The idea of bosses taking their teams on psychedelic retreats is gaining purchase these days. “I felt like it would make us better leaders by helping us become the best versions of ourselves,” one CEO of a digital agency told Fortune, speaking of his plan to take his work colleagues on an ayahuasca retreat. Some retreats are starting to cater to it, too. Brandon Evans is the CEO of 1heart, an entrepreneur-focused ayahuasca retreat, and said that their experience is “set up to think about how leaders can continue to create in this world.”


That’s all well and good for the bosses. But for many employees, you can imagine that the prospect of doing psychedelic drugs with your boss is, to put it mildly, a bit more of a leap. And yet, there’s a lot of growth in this industry. The Economist recently reported that “a growing number of firms want to offer psychedelics to staff, either for the sake of mental health or to organize a mind-bending corporate retreat.”


Some retreats, they report, “are also experimenting with such drugs to make executives more empathetic, enhance team bonding, boost creativity or change company culture.” Researchers from the University of Maryland are even running something they call the Connected Leadership Study to understand how psychedelic experiences can change the way company leaders operate.


Anecdotally at least, there might be some benefits if your boss starts exploring psychedelics. Psychedelic culture magazine Double Blind interviewed Henrik Zillmer, CEO of flight compensation firm AirHelp, who said that his ayahuasca experiences transformed how he operated his company. “It made me focus more on the people than the numbers in the excel sheets,” Zillmer said. He doubled his HR team and overhauled their benefits. “Investing in employees and helping them build career plans became a big priority; I trace that back to the retreat.” 


Super sick Monday

One of the year’s biggest sick days is coming up, and that has many employers scrambling for a game plan

BESIDES MAYBE CHRISTMAS, this week’s Super Bowl Sunday is about the closest thing we North Americans have to a shared holiday (at least until those Americans start recognizing the Grey Cup).


Of course, no stat time off is offered for this hallowed day ― but that won’t stop millions of workers who, surprise, surprise, will be nowhere to be seen next Monday.


Call it absenteeism, call it the Super Bowl Flu ― whatever the reason, about 16.1 million American workers plan to be absent from work next Monday, according to the UKG Workforce, which tracks this every year. Plenty of Canadians will no doubt join them.


“Cases of the so-called Super Bowl Flu emerge annually across America,” UKG stated.
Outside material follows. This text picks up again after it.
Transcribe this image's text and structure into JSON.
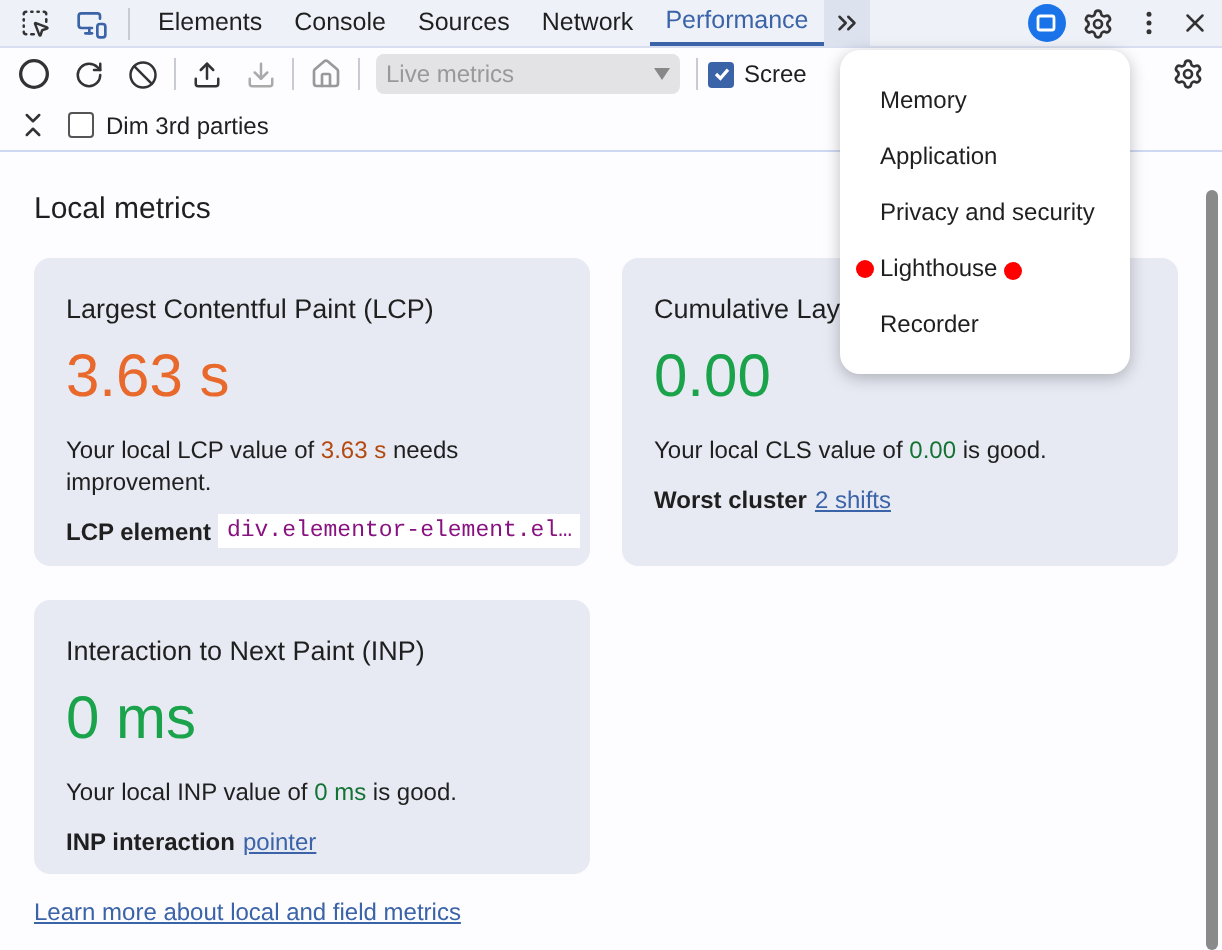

They note that this year’s survey actually turned in a lower number than last year, when 19 million employees were expected to miss work (though when you factor in people who plan to miss at least part of their workday on Monday, the number climbs to 22.5 million ― 14 per cent of the U.S. workforce).


Every year, these numbers cause someone to ask: should the day after the Super Bowl just be declared a national holiday? (Perhaps the better question might be, should the Super Bowl just be scheduled on an existing long weekend?)


Of course, we’re in a hybrid work world now, which may explain the slight drop in estimated absences since people can just work from home and snack on leftovers all day long. But even that is not without its own headaches, especially for IT teams. “Life in IT is always busy, but Big Game Monday will be next level,” says Gil Pekelman, founder of Atera. “We’re expecting a huge spike in IT issues.”


The best advice? Be honest. If you’re going to take Monday off, just tell your manager. After all, the survey reports that managers themselves are just as likely, if not more, to catch a dose of Super Bowl Flu, too. 


LinkedIn Share This Email

Follow Us

Facebook  Instagram  LinkedIn  Twitter